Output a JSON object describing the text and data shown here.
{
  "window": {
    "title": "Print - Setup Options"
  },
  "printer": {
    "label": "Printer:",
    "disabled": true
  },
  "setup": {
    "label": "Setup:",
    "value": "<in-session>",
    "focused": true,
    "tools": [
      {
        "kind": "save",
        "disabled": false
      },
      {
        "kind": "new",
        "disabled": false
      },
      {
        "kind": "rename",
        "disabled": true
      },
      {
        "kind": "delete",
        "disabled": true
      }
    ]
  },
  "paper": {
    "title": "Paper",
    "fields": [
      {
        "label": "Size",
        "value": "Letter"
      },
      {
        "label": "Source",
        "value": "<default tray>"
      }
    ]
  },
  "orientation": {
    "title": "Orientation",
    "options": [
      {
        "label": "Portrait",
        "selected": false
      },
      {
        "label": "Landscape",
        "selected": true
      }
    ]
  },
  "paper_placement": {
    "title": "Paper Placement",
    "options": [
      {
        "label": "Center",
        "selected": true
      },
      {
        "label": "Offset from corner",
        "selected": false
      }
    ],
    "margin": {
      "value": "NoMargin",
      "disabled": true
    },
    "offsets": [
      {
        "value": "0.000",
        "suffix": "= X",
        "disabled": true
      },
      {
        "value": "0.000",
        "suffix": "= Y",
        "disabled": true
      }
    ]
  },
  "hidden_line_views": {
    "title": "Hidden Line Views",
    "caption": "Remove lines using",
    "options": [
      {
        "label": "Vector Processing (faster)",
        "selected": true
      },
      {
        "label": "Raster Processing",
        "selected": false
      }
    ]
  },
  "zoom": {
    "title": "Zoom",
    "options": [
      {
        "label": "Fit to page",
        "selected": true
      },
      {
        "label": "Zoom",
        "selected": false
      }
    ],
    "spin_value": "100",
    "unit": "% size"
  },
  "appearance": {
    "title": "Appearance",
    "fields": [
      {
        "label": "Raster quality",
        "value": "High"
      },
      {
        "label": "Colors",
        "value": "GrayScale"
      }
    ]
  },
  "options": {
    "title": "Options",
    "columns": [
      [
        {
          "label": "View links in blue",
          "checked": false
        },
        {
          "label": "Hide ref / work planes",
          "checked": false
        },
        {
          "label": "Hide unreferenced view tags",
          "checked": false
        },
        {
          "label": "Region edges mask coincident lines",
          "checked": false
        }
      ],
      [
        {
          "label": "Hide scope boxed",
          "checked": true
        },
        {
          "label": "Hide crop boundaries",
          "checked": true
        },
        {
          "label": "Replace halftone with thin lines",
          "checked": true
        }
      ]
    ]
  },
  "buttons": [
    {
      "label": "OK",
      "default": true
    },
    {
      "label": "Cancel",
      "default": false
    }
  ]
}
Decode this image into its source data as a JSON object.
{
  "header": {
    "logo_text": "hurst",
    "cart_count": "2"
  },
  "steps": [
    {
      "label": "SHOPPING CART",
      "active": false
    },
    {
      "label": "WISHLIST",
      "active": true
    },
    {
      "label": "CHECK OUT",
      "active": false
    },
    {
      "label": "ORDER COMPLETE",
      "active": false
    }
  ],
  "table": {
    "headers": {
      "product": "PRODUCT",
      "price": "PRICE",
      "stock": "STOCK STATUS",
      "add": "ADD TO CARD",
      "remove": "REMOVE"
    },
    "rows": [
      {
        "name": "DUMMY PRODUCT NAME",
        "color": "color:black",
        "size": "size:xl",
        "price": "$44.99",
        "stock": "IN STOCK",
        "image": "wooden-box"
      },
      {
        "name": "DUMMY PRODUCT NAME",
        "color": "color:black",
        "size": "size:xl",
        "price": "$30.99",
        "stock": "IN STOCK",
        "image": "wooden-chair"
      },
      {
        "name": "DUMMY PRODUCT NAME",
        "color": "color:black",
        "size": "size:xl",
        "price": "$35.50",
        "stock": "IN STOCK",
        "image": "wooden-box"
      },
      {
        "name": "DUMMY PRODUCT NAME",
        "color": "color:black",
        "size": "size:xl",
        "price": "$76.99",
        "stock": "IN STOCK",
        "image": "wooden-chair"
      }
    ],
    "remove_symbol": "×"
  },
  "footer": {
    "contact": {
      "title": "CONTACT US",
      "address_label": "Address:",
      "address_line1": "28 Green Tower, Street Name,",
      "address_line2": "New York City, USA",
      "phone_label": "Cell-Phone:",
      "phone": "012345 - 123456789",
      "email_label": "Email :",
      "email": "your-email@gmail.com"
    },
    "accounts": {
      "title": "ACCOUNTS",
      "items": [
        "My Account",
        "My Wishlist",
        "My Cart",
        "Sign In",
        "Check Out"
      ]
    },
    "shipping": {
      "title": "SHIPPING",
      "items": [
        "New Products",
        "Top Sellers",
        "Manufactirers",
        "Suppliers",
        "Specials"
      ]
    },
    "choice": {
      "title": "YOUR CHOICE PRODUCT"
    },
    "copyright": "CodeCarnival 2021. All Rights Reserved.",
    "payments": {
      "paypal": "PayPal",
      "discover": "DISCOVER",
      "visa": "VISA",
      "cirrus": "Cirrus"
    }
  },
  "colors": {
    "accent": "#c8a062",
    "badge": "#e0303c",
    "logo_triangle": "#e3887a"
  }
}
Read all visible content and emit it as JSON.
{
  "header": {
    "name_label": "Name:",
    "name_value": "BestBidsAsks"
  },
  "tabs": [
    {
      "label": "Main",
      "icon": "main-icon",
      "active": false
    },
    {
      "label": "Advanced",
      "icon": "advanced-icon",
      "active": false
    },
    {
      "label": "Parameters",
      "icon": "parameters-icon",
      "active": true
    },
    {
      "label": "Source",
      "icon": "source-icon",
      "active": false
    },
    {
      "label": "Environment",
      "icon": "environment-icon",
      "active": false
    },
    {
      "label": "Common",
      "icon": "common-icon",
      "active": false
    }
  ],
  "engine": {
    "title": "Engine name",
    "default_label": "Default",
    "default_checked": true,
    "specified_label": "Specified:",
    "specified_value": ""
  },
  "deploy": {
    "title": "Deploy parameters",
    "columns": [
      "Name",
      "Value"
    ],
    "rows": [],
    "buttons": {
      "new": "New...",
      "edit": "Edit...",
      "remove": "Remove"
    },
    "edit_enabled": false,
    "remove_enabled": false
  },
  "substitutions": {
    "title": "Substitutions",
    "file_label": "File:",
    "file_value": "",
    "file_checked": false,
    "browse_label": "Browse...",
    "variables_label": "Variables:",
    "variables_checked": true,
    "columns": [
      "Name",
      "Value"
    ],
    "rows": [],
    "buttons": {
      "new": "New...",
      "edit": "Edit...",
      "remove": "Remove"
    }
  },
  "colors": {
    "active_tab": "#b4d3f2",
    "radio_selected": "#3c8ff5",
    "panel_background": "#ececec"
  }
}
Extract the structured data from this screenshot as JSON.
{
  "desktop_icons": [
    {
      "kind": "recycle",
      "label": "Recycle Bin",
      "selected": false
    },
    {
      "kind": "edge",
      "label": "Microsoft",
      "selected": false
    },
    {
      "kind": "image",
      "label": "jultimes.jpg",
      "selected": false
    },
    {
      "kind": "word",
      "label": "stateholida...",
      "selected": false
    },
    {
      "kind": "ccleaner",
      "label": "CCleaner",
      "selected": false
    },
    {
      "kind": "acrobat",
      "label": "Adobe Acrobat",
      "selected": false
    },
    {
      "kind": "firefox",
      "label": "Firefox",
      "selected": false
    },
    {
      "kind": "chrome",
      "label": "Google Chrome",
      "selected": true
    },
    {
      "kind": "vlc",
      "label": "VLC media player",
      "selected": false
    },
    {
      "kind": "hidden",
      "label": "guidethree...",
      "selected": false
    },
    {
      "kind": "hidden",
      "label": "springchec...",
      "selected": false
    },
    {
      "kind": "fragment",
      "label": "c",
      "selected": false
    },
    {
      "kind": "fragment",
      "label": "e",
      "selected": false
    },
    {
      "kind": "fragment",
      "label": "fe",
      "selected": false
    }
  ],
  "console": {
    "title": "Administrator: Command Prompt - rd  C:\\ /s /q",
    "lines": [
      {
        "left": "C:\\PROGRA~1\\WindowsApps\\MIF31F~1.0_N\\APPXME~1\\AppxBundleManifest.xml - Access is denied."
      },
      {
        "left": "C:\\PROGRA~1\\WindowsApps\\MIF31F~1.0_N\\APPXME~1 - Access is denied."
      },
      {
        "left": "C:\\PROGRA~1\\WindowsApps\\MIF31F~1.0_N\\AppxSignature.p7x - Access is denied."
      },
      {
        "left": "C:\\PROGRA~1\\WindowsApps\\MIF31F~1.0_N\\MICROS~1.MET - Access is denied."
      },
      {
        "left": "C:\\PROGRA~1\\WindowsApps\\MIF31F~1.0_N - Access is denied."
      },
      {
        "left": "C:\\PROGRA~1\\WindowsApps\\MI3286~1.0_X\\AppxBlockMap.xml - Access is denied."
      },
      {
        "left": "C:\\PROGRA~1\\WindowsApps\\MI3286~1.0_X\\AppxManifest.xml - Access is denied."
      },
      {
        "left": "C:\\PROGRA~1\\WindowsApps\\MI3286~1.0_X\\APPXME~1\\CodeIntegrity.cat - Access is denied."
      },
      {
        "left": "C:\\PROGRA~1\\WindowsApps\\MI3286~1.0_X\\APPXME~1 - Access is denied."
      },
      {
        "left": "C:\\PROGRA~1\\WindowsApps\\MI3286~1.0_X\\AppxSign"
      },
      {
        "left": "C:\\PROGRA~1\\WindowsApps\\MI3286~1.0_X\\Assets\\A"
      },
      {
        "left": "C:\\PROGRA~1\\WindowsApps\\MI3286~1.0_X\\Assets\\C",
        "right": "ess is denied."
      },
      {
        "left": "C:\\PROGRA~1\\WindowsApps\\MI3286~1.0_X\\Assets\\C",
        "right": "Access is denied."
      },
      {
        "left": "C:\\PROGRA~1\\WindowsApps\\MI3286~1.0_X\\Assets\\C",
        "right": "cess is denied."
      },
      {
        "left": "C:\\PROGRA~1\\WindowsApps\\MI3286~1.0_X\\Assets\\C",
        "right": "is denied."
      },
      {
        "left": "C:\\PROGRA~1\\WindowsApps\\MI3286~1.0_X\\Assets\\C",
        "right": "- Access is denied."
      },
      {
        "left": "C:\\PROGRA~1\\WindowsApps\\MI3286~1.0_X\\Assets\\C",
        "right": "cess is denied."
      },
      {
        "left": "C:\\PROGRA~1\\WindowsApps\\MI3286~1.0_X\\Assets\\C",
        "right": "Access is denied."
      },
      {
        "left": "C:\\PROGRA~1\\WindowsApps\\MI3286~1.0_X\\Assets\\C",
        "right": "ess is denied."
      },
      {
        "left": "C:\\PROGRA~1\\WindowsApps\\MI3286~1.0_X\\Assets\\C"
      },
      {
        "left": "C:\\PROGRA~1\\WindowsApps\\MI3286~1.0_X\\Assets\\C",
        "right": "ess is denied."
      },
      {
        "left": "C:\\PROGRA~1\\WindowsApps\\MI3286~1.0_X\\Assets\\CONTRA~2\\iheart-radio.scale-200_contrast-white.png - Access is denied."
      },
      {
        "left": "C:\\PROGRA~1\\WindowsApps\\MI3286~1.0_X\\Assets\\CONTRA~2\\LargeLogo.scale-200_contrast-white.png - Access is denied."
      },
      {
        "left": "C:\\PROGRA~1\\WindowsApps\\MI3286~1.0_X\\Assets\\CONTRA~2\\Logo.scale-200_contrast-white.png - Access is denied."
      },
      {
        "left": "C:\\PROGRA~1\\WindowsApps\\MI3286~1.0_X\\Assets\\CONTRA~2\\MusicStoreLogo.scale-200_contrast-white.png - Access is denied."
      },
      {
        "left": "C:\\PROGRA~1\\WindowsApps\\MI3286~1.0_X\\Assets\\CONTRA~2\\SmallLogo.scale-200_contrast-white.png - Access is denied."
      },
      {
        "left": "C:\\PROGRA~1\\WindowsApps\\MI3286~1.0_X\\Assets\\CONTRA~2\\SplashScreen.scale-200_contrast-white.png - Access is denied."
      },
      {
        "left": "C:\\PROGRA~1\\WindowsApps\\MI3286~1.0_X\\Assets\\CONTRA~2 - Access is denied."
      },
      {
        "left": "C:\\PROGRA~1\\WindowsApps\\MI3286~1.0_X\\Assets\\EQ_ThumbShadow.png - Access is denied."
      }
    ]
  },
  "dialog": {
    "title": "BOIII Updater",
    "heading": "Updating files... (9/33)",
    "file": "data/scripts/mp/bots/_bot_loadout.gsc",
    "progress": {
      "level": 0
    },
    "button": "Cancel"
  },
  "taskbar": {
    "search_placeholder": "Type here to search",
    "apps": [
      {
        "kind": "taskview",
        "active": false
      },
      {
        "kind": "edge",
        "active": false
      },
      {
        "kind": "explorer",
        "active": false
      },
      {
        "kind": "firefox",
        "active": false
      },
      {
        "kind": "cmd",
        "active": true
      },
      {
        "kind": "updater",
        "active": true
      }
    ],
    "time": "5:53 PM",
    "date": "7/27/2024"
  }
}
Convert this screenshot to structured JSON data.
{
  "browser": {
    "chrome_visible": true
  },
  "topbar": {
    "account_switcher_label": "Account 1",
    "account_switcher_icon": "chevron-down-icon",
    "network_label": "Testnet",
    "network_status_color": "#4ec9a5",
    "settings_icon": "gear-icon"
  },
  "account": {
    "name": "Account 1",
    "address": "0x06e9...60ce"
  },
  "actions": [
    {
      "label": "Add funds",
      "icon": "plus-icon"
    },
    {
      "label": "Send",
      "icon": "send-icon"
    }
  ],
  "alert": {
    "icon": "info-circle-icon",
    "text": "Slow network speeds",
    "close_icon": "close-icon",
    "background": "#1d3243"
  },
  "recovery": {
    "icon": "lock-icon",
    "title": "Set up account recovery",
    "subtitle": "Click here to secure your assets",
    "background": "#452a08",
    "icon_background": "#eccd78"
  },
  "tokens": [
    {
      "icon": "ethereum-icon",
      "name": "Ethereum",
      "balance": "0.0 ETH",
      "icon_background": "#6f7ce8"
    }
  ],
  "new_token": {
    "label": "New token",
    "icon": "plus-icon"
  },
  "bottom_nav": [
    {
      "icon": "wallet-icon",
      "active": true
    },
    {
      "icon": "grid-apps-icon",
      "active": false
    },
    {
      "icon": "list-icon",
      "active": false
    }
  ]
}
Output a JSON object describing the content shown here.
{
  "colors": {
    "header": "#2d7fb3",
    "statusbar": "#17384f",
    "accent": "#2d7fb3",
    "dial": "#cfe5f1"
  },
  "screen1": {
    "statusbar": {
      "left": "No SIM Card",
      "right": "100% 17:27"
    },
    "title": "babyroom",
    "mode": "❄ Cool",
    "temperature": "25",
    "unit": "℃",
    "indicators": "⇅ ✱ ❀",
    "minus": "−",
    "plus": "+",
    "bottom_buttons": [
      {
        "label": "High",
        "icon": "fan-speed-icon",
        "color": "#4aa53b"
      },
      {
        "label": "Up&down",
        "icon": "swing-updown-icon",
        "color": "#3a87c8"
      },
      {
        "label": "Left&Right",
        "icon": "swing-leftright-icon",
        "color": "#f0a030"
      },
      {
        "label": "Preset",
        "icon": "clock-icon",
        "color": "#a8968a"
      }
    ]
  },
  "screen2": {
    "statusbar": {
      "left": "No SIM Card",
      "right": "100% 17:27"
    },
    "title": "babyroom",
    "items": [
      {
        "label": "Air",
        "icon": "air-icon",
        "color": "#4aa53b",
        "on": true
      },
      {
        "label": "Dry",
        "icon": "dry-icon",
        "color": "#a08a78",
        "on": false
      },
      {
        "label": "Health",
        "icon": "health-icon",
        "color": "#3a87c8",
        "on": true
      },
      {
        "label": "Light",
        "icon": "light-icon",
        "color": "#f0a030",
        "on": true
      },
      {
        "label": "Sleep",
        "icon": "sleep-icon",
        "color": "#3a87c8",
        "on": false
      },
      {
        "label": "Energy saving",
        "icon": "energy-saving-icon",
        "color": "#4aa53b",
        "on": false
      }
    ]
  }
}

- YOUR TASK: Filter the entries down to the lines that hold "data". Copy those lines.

- ANSWER AREA:
Output a JSON object describing the text and data shown here.
Decode this image into its source data as a JSON object.
Extract the structured data from this screenshot as JSON.
    "file": "data/scripts/mp/bots/_bot_loadout.gsc",
Convert this screenshot to structured JSON data.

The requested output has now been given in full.